- _Activity_: Go through the records and extract every line with the word "JSON".

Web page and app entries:
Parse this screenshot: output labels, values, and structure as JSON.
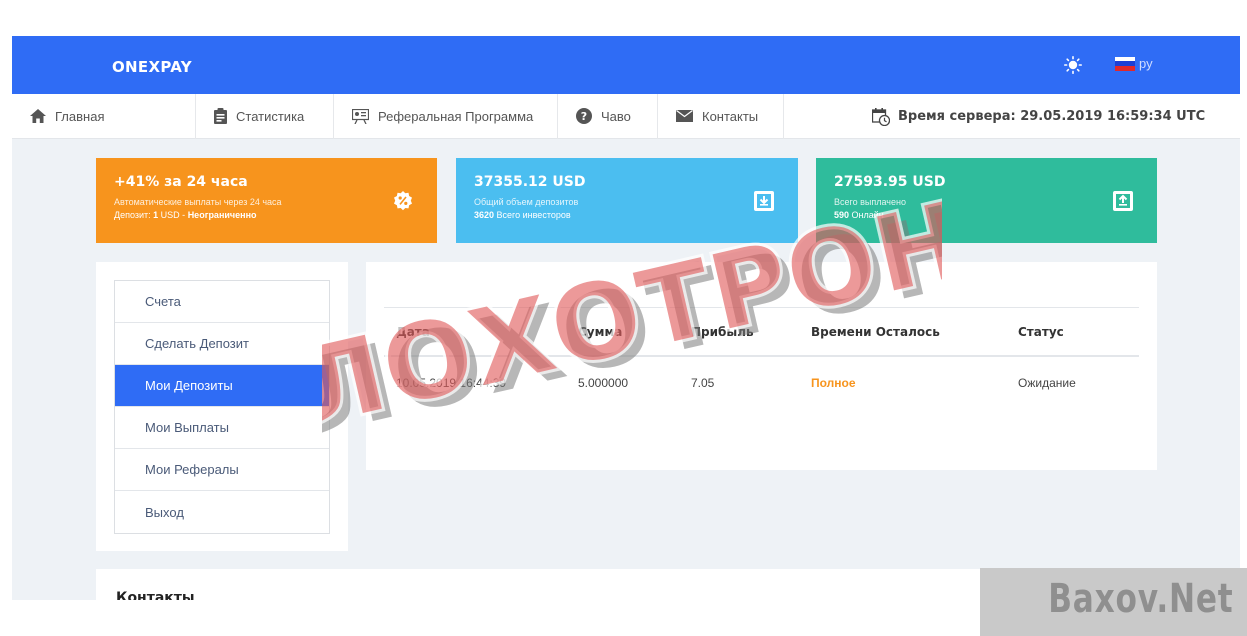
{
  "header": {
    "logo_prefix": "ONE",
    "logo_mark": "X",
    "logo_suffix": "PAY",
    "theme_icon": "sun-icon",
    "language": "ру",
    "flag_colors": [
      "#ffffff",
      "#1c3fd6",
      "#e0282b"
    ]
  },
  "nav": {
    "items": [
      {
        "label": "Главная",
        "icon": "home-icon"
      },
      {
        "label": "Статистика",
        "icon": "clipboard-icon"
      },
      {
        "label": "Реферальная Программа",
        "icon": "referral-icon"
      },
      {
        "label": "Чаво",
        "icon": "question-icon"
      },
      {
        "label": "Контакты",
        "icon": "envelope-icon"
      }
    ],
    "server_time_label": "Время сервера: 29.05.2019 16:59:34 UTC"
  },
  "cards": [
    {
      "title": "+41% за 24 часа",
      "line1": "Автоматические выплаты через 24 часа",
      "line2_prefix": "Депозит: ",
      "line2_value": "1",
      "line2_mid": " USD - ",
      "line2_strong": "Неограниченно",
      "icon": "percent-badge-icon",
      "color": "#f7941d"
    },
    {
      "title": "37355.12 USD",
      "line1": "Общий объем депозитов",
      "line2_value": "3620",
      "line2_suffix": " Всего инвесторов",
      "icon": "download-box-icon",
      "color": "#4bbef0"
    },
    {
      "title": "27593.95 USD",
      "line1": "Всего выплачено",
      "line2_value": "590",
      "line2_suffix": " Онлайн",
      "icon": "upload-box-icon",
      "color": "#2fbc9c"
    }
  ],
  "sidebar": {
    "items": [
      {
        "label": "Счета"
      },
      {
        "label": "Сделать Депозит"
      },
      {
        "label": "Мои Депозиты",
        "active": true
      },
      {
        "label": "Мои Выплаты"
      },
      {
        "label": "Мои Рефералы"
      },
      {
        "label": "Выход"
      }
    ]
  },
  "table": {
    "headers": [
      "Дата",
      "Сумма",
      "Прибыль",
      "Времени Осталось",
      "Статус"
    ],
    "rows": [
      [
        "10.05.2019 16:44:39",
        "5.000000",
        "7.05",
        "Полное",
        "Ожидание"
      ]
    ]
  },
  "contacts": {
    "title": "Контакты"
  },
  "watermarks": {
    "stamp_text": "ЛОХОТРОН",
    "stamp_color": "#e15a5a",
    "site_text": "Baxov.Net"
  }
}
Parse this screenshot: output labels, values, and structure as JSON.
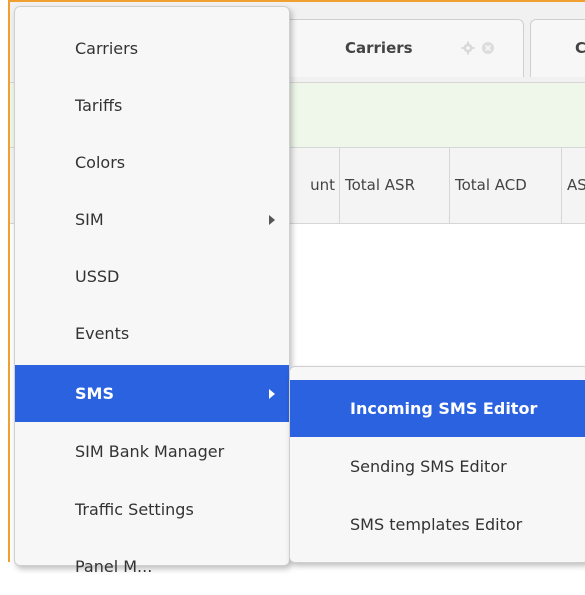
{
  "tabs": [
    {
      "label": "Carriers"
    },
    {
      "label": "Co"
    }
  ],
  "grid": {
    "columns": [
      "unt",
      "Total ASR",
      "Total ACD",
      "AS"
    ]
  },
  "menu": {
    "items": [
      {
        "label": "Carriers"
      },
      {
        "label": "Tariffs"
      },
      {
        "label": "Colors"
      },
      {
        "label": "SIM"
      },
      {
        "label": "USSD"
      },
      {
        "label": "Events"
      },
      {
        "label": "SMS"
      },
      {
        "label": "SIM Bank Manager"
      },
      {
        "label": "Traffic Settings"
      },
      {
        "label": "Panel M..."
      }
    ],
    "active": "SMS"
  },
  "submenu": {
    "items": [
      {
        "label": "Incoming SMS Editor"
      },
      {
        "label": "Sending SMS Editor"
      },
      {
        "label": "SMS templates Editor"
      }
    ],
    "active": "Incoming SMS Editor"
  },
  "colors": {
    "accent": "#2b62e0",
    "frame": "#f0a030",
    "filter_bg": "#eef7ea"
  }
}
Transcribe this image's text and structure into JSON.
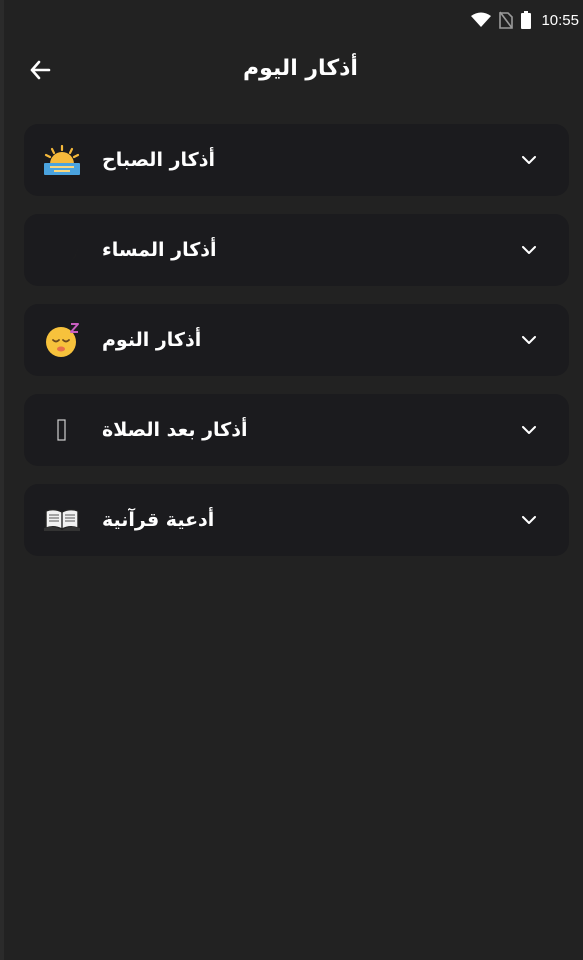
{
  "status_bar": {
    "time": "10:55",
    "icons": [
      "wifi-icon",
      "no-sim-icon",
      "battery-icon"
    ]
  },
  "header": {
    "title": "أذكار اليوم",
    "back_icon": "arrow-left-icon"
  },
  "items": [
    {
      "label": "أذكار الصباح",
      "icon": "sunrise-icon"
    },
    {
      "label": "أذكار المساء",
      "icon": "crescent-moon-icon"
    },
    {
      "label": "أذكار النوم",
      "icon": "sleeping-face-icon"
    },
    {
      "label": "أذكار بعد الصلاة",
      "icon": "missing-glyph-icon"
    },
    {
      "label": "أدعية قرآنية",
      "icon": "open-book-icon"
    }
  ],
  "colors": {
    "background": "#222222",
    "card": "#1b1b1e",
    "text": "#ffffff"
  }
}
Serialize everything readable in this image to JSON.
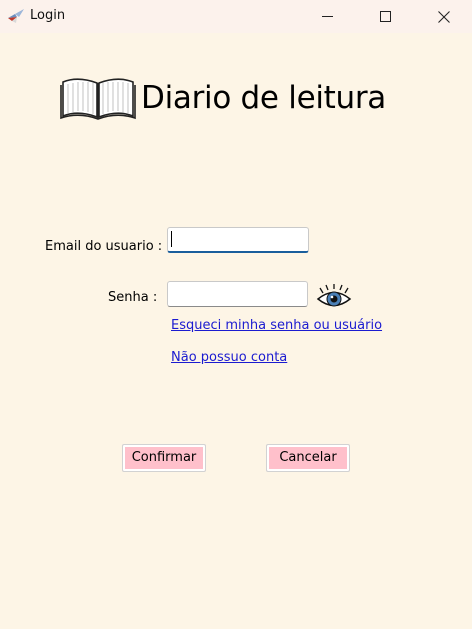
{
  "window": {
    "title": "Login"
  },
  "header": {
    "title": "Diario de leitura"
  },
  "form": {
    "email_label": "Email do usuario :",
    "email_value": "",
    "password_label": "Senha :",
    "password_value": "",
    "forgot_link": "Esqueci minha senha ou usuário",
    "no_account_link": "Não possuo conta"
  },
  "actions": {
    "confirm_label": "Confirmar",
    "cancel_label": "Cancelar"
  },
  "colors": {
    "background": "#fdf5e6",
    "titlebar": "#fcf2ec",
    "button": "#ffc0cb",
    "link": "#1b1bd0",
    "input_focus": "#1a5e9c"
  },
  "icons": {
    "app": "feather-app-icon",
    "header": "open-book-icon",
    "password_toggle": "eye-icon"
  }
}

- _Exercise response_:
Parse this screenshot: output labels, values, and structure as JSON.
Parse this screenshot: output labels, values, and structure as JSON.
Transcribe this image's text and structure into JSON.
Serialize everything readable in this image to JSON.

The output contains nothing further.